The system works like any other network camera system except that, because of the distance between the barn and the house, a wireless access point repeater was required to transfer the images across the distance without having to run a cable.
A pair of high definition cameras were installed in the barn to cover the two stalls that were of concern. They were powered by a switch that was also installed in the barn, and linked them to the wireless repeater that was installed on the exterior of the barn. The wireless receiver was installed on the garage and a network cable was run from there into the house. At his desk, we set up a Network Video Recorder. Although it only uses two cameras, the 4-zone NVR, as well as the 4-port switch in the barn, will allow for two more cameras to be added if he wishes. He can switch from a single view to a 4 camera view, or he can set it to rotate between views. If something on a particular view catches his eye, he can remotely zoom in the camera to get a better look. In daylight there is a clear, bright high-definition image. At night or in low-light conditions, the camera will automatically switch to black and white in order to use its resources more effectively to capture detail in the dark.
The NVR also allows Ed to download an app to an Android or Apple phone or tablet which will give him the same control and functionality from anywhere in the world.
In Ed’s case his barn has electrical power, which is required to power the cameras and the switch. If a barn has no electrical power, this same system can be powered by a small solar panel. The wireless repeater requires a direct line of site between the transmitter and receiver and, when properly aligned, it can send a signal up to two kilometers away.

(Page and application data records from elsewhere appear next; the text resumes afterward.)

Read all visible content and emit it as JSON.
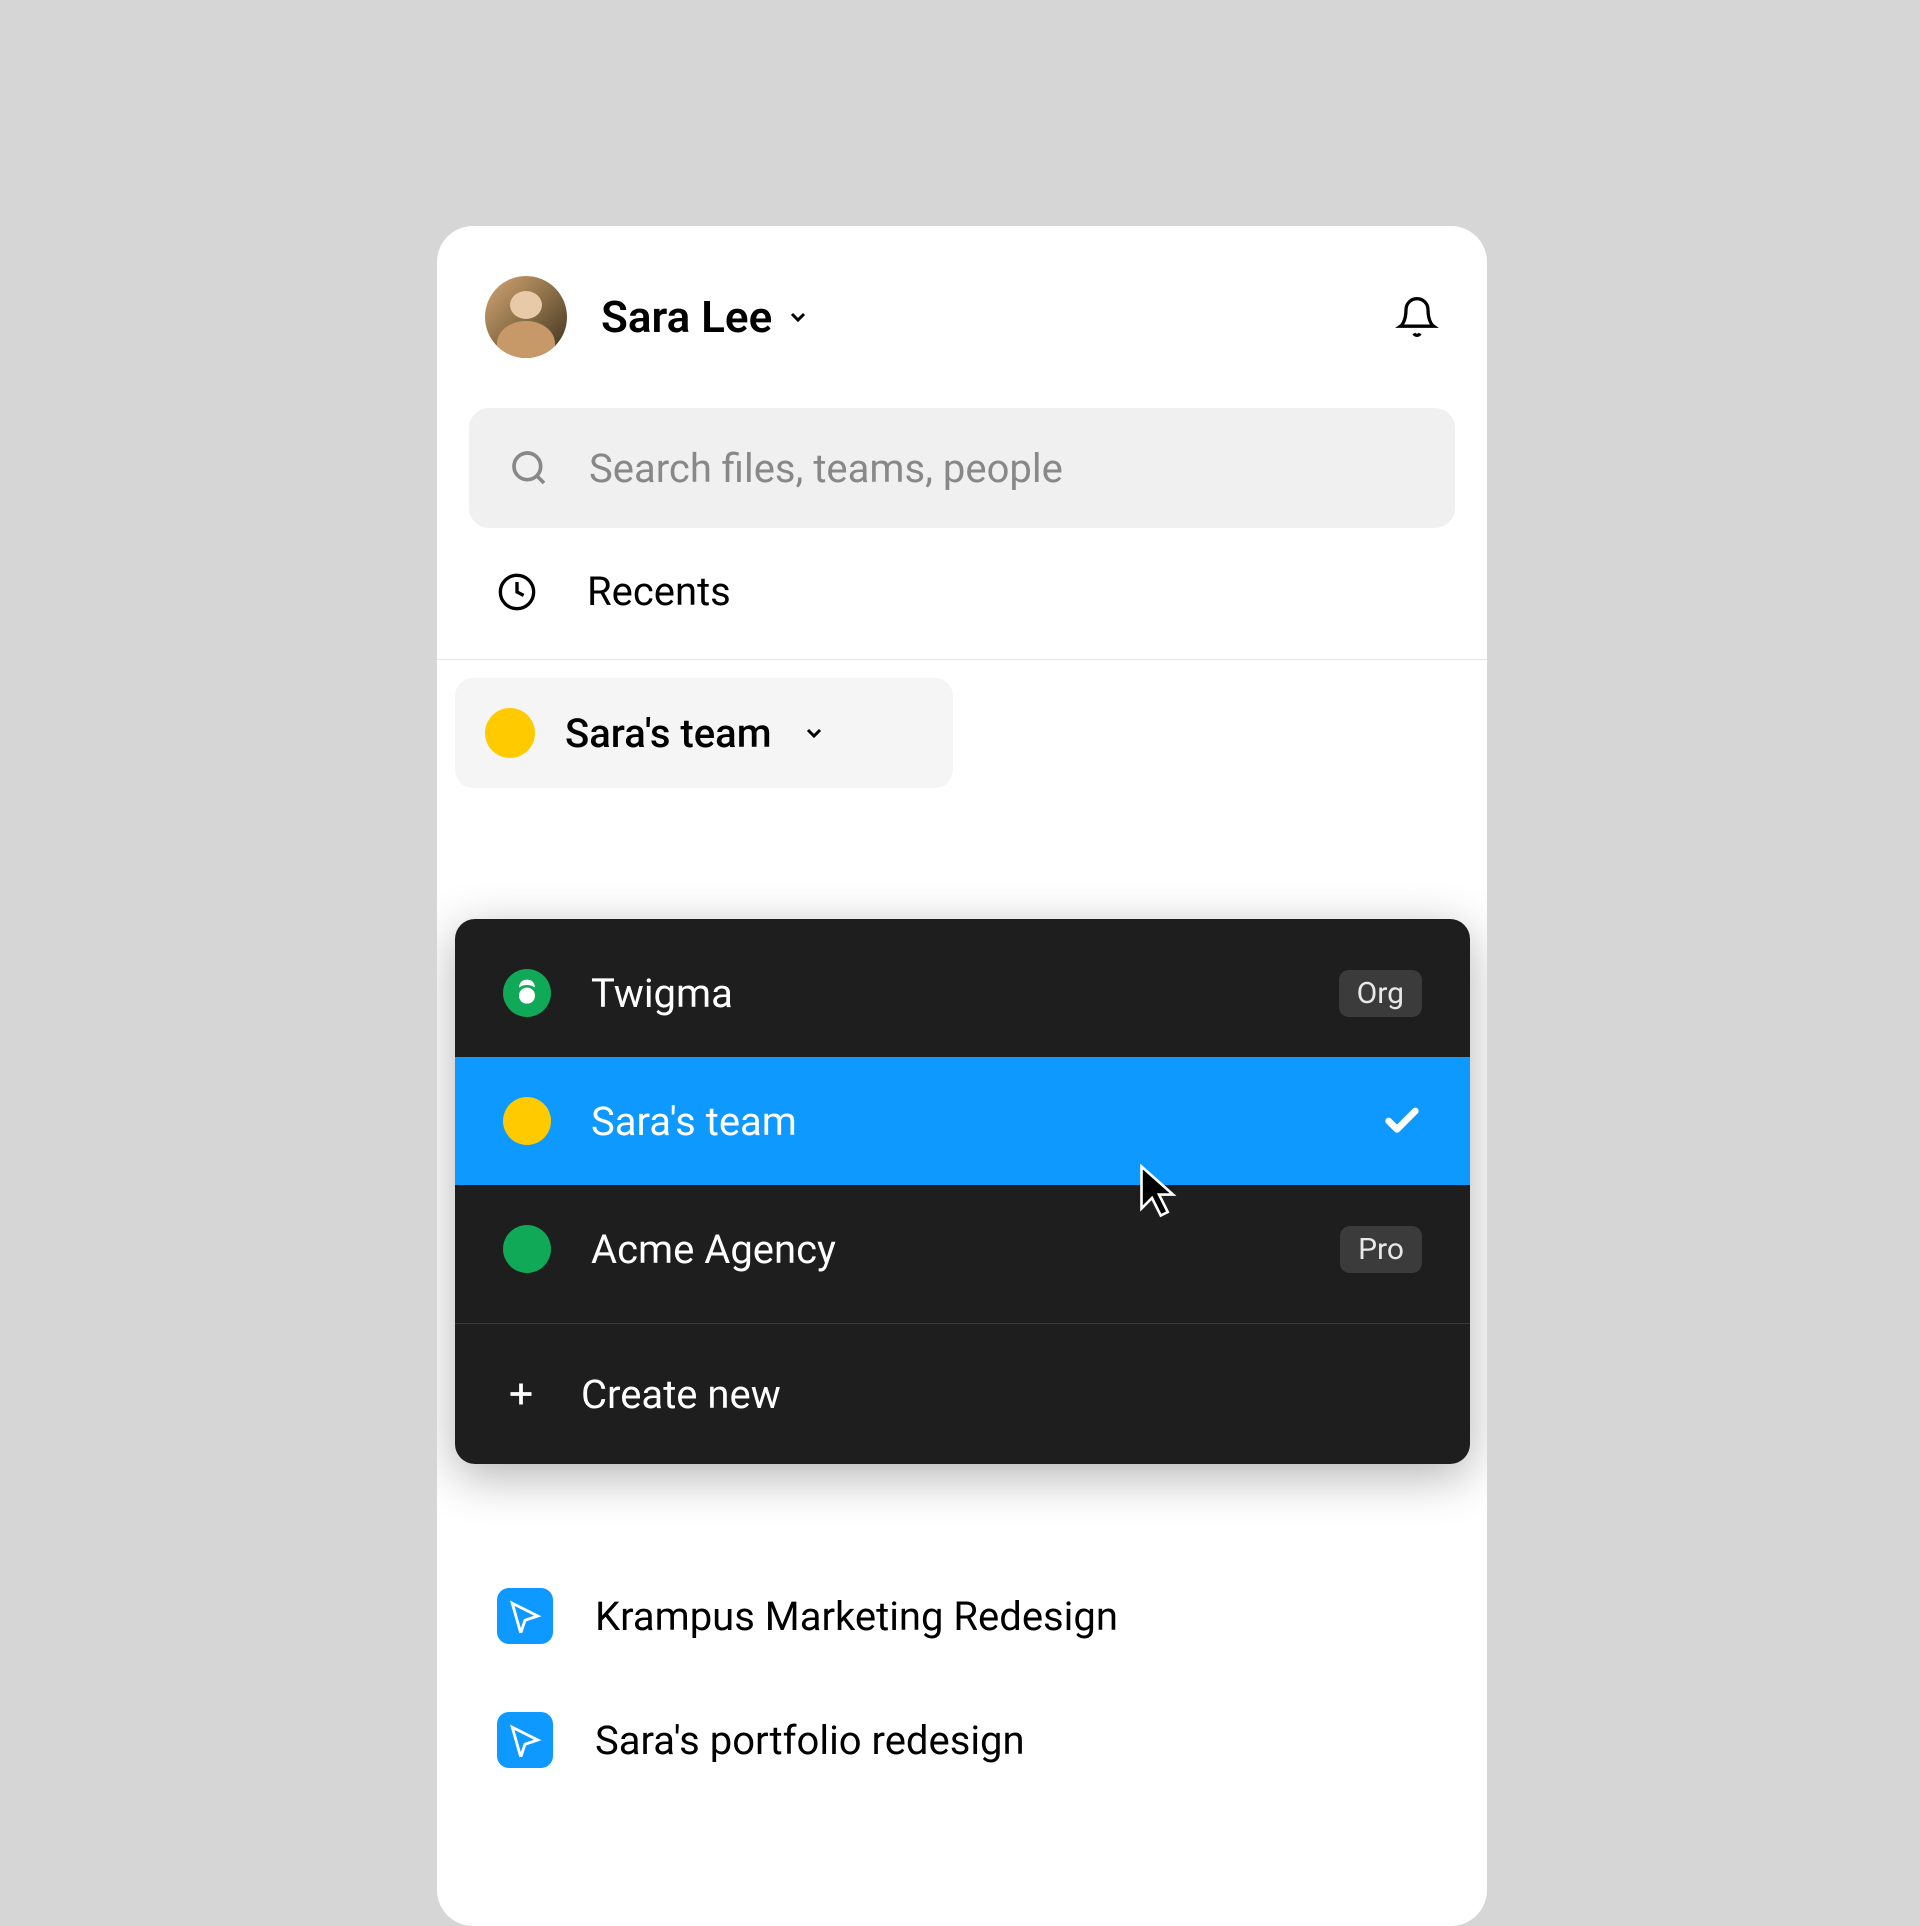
{
  "header": {
    "user_name": "Sara Lee"
  },
  "search": {
    "placeholder": "Search files, teams, people"
  },
  "nav": {
    "recents_label": "Recents"
  },
  "team_selector": {
    "current": "Sara's team",
    "color": "yellow"
  },
  "dropdown": {
    "items": [
      {
        "label": "Twigma",
        "badge": "Org",
        "color": "org-green",
        "selected": false
      },
      {
        "label": "Sara's team",
        "badge": null,
        "color": "yellow",
        "selected": true
      },
      {
        "label": "Acme Agency",
        "badge": "Pro",
        "color": "green",
        "selected": false
      }
    ],
    "create_label": "Create new"
  },
  "files": [
    {
      "name": "Krampus Marketing Redesign"
    },
    {
      "name": "Sara's portfolio redesign"
    }
  ]
}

This same setup can be adapted to provide video surveillance in outdoor areas or outbuildings in any commercial or residential application.